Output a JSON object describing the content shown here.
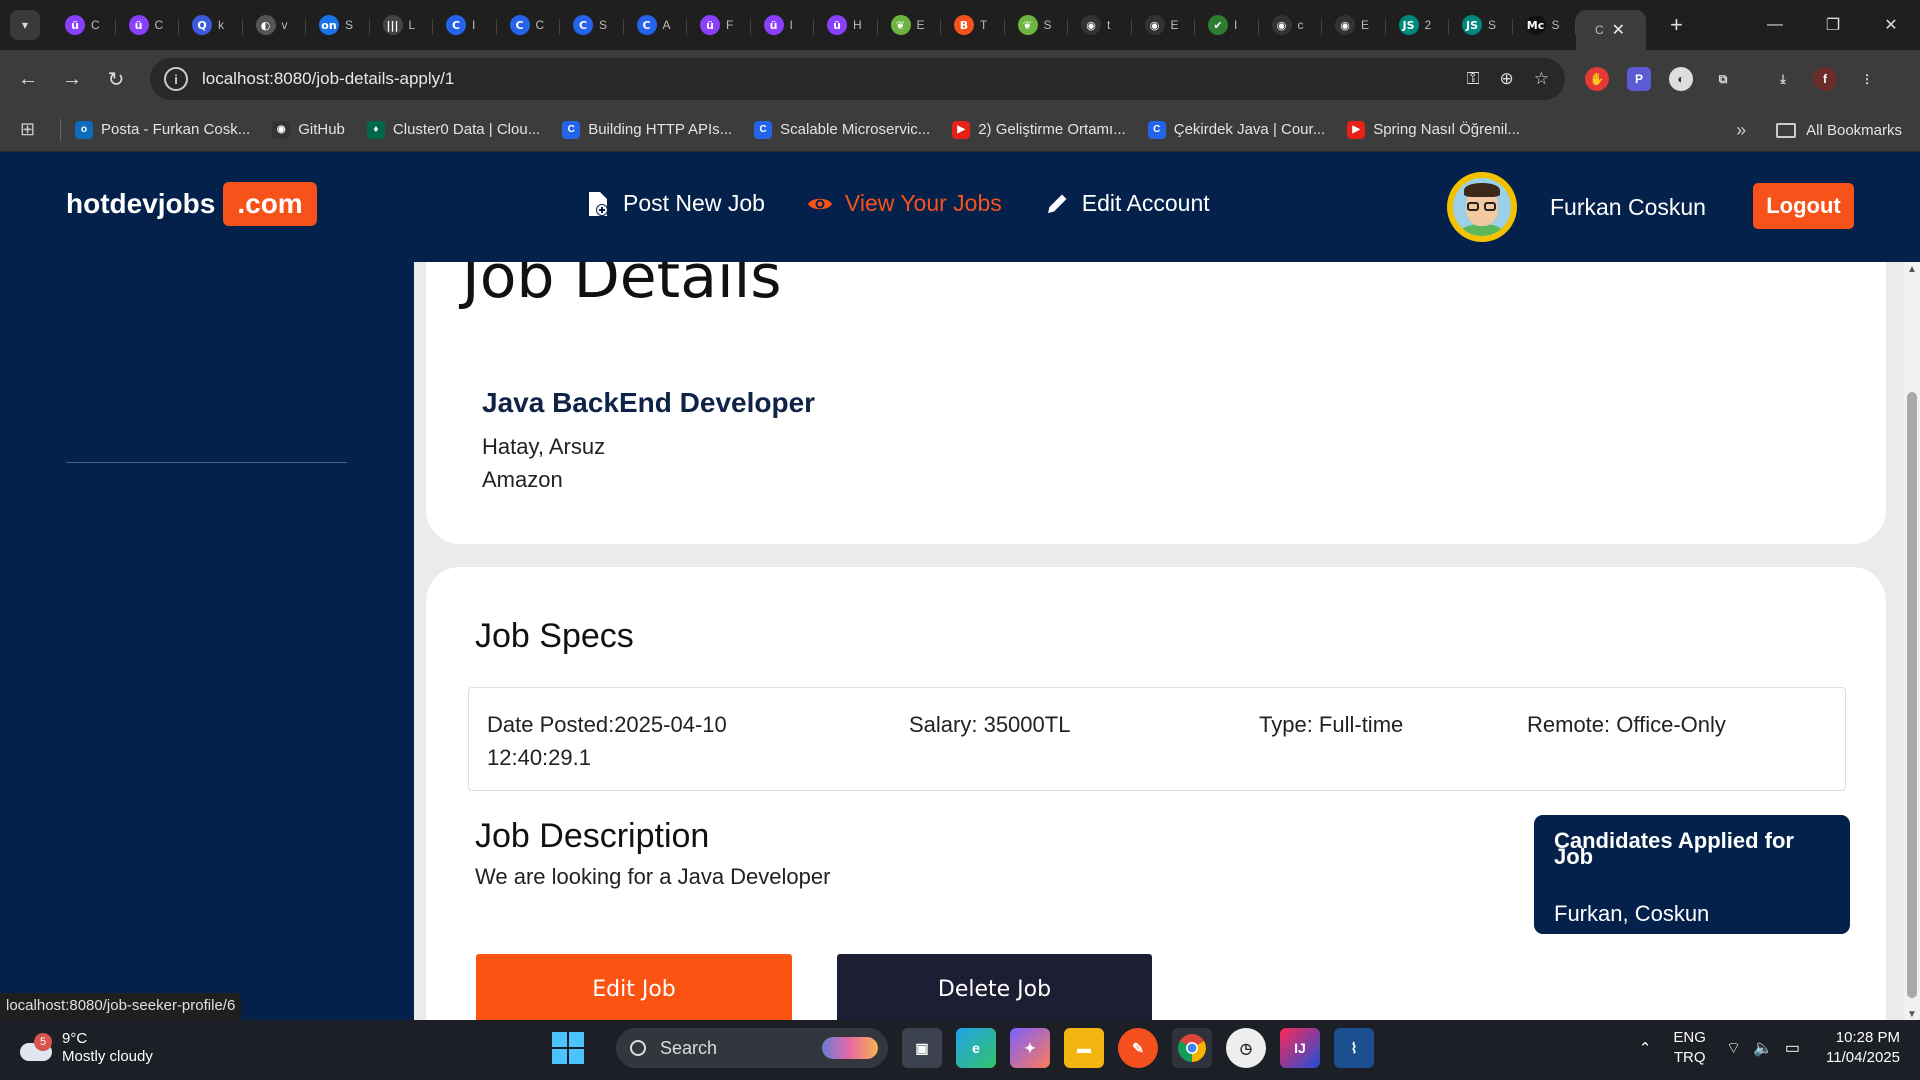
{
  "browser": {
    "tabs": [
      {
        "icon": "ü",
        "color": "#8a3ffc",
        "label": "C"
      },
      {
        "icon": "ü",
        "color": "#8a3ffc",
        "label": "C"
      },
      {
        "icon": "Q",
        "color": "#3b5bdb",
        "label": "k"
      },
      {
        "icon": "◐",
        "color": "#555555",
        "label": "v"
      },
      {
        "icon": "on",
        "color": "#1a73e8",
        "label": "S"
      },
      {
        "icon": "|||",
        "color": "#444444",
        "label": "L"
      },
      {
        "icon": "C",
        "color": "#2563eb",
        "label": "I"
      },
      {
        "icon": "C",
        "color": "#2563eb",
        "label": "C"
      },
      {
        "icon": "C",
        "color": "#2563eb",
        "label": "S"
      },
      {
        "icon": "C",
        "color": "#2563eb",
        "label": "A"
      },
      {
        "icon": "ü",
        "color": "#8a3ffc",
        "label": "F"
      },
      {
        "icon": "ü",
        "color": "#8a3ffc",
        "label": "I"
      },
      {
        "icon": "ü",
        "color": "#8a3ffc",
        "label": "H"
      },
      {
        "icon": "❦",
        "color": "#6db33f",
        "label": "E"
      },
      {
        "icon": "B",
        "color": "#f4511e",
        "label": "T"
      },
      {
        "icon": "❦",
        "color": "#6db33f",
        "label": "S"
      },
      {
        "icon": "◉",
        "color": "#333333",
        "label": "t"
      },
      {
        "icon": "◉",
        "color": "#333333",
        "label": "E"
      },
      {
        "icon": "✔",
        "color": "#2e7d32",
        "label": "I"
      },
      {
        "icon": "◉",
        "color": "#333333",
        "label": "c"
      },
      {
        "icon": "◉",
        "color": "#333333",
        "label": "E"
      },
      {
        "icon": "JS",
        "color": "#00897b",
        "label": "2"
      },
      {
        "icon": "JS",
        "color": "#00897b",
        "label": "S"
      },
      {
        "icon": "Mc",
        "color": "#111111",
        "label": "S"
      }
    ],
    "active_tab_label": "C",
    "url": "localhost:8080/job-details-apply/1",
    "bookmarks": [
      {
        "label": "Posta - Furkan Cosk...",
        "color": "#0f6cbd",
        "icon": "o"
      },
      {
        "label": "GitHub",
        "color": "#333333",
        "icon": "◉"
      },
      {
        "label": "Cluster0 Data | Clou...",
        "color": "#00684a",
        "icon": "♦"
      },
      {
        "label": "Building HTTP APIs...",
        "color": "#2563eb",
        "icon": "C"
      },
      {
        "label": "Scalable Microservic...",
        "color": "#2563eb",
        "icon": "C"
      },
      {
        "label": "2) Geliştirme Ortamı...",
        "color": "#e62117",
        "icon": "▶"
      },
      {
        "label": "Çekirdek Java | Cour...",
        "color": "#2563eb",
        "icon": "C"
      },
      {
        "label": "Spring Nasıl Öğrenil...",
        "color": "#e62117",
        "icon": "▶"
      }
    ],
    "all_bookmarks_label": "All Bookmarks",
    "status_url": "localhost:8080/job-seeker-profile/6"
  },
  "site": {
    "logo_main": "hotdevjobs",
    "logo_suffix": ".com",
    "nav": {
      "post": "Post New Job",
      "view": "View Your Jobs",
      "edit": "Edit Account"
    },
    "user_name": "Furkan Coskun",
    "logout_label": "Logout",
    "accent_color": "#f7521a",
    "navy_color": "#03214a"
  },
  "job": {
    "heading": "Job Details",
    "title": "Java BackEnd Developer",
    "location": "Hatay, Arsuz",
    "company": "Amazon",
    "specs_heading": "Job Specs",
    "date_posted_line1": "Date Posted:2025-04-10",
    "date_posted_line2": "12:40:29.1",
    "salary": "Salary: 35000TL",
    "type": "Type: Full-time",
    "remote": "Remote: Office-Only",
    "description_heading": "Job Description",
    "description": "We are looking for a Java Developer",
    "candidates_heading": "Candidates Applied for Job",
    "candidate_name": "Furkan, Coskun",
    "edit_label": "Edit Job",
    "delete_label": "Delete Job"
  },
  "taskbar": {
    "weather_temp": "9°C",
    "weather_desc": "Mostly cloudy",
    "weather_badge": "5",
    "search_label": "Search",
    "lang_line1": "ENG",
    "lang_line2": "TRQ",
    "time": "10:28 PM",
    "date": "11/04/2025"
  }
}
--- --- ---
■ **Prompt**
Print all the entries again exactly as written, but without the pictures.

■ **Expected output**
Output a JSON object describing the content shown here.
{
  "browser": {
    "tabs": [
      {
        "icon": "ü",
        "color": "#8a3ffc",
        "label": "C"
      },
      {
        "icon": "ü",
        "color": "#8a3ffc",
        "label": "C"
      },
      {
        "icon": "Q",
        "color": "#3b5bdb",
        "label": "k"
      },
      {
        "icon": "◐",
        "color": "#555555",
        "label": "v"
      },
      {
        "icon": "on",
        "color": "#1a73e8",
        "label": "S"
      },
      {
        "icon": "|||",
        "color": "#444444",
        "label": "L"
      },
      {
        "icon": "C",
        "color": "#2563eb",
        "label": "I"
      },
      {
        "icon": "C",
        "color": "#2563eb",
        "label": "C"
      },
      {
        "icon": "C",
        "color": "#2563eb",
        "label": "S"
      },
      {
        "icon": "C",
        "color": "#2563eb",
        "label": "A"
      },
      {
        "icon": "ü",
        "color": "#8a3ffc",
        "label": "F"
      },
      {
        "icon": "ü",
        "color": "#8a3ffc",
        "label": "I"
      },
      {
        "icon": "ü",
        "color": "#8a3ffc",
        "label": "H"
      },
      {
        "icon": "❦",
        "color": "#6db33f",
        "label": "E"
      },
      {
        "icon": "B",
        "color": "#f4511e",
        "label": "T"
      },
      {
        "icon": "❦",
        "color": "#6db33f",
        "label": "S"
      },
      {
        "icon": "◉",
        "color": "#333333",
        "label": "t"
      },
      {
        "icon": "◉",
        "color": "#333333",
        "label": "E"
      },
      {
        "icon": "✔",
        "color": "#2e7d32",
        "label": "I"
      },
      {
        "icon": "◉",
        "color": "#333333",
        "label": "c"
      },
      {
        "icon": "◉",
        "color": "#333333",
        "label": "E"
      },
      {
        "icon": "JS",
        "color": "#00897b",
        "label": "2"
      },
      {
        "icon": "JS",
        "color": "#00897b",
        "label": "S"
      },
      {
        "icon": "Mc",
        "color": "#111111",
        "label": "S"
      }
    ],
    "active_tab_label": "C",
    "url": "localhost:8080/job-details-apply/1",
    "bookmarks": [
      {
        "label": "Posta - Furkan Cosk...",
        "color": "#0f6cbd",
        "icon": "o"
      },
      {
        "label": "GitHub",
        "color": "#333333",
        "icon": "◉"
      },
      {
        "label": "Cluster0 Data | Clou...",
        "color": "#00684a",
        "icon": "♦"
      },
      {
        "label": "Building HTTP APIs...",
        "color": "#2563eb",
        "icon": "C"
      },
      {
        "label": "Scalable Microservic...",
        "color": "#2563eb",
        "icon": "C"
      },
      {
        "label": "2) Geliştirme Ortamı...",
        "color": "#e62117",
        "icon": "▶"
      },
      {
        "label": "Çekirdek Java | Cour...",
        "color": "#2563eb",
        "icon": "C"
      },
      {
        "label": "Spring Nasıl Öğrenil...",
        "color": "#e62117",
        "icon": "▶"
      }
    ],
    "all_bookmarks_label": "All Bookmarks",
    "status_url": "localhost:8080/job-seeker-profile/6"
  },
  "site": {
    "logo_main": "hotdevjobs",
    "logo_suffix": ".com",
    "nav": {
      "post": "Post New Job",
      "view": "View Your Jobs",
      "edit": "Edit Account"
    },
    "user_name": "Furkan Coskun",
    "logout_label": "Logout",
    "accent_color": "#f7521a",
    "navy_color": "#03214a"
  },
  "job": {
    "heading": "Job Details",
    "title": "Java BackEnd Developer",
    "location": "Hatay, Arsuz",
    "company": "Amazon",
    "specs_heading": "Job Specs",
    "date_posted_line1": "Date Posted:2025-04-10",
    "date_posted_line2": "12:40:29.1",
    "salary": "Salary: 35000TL",
    "type": "Type: Full-time",
    "remote": "Remote: Office-Only",
    "description_heading": "Job Description",
    "description": "We are looking for a Java Developer",
    "candidates_heading": "Candidates Applied for Job",
    "candidate_name": "Furkan, Coskun",
    "edit_label": "Edit Job",
    "delete_label": "Delete Job"
  },
  "taskbar": {
    "weather_temp": "9°C",
    "weather_desc": "Mostly cloudy",
    "weather_badge": "5",
    "search_label": "Search",
    "lang_line1": "ENG",
    "lang_line2": "TRQ",
    "time": "10:28 PM",
    "date": "11/04/2025"
  }
}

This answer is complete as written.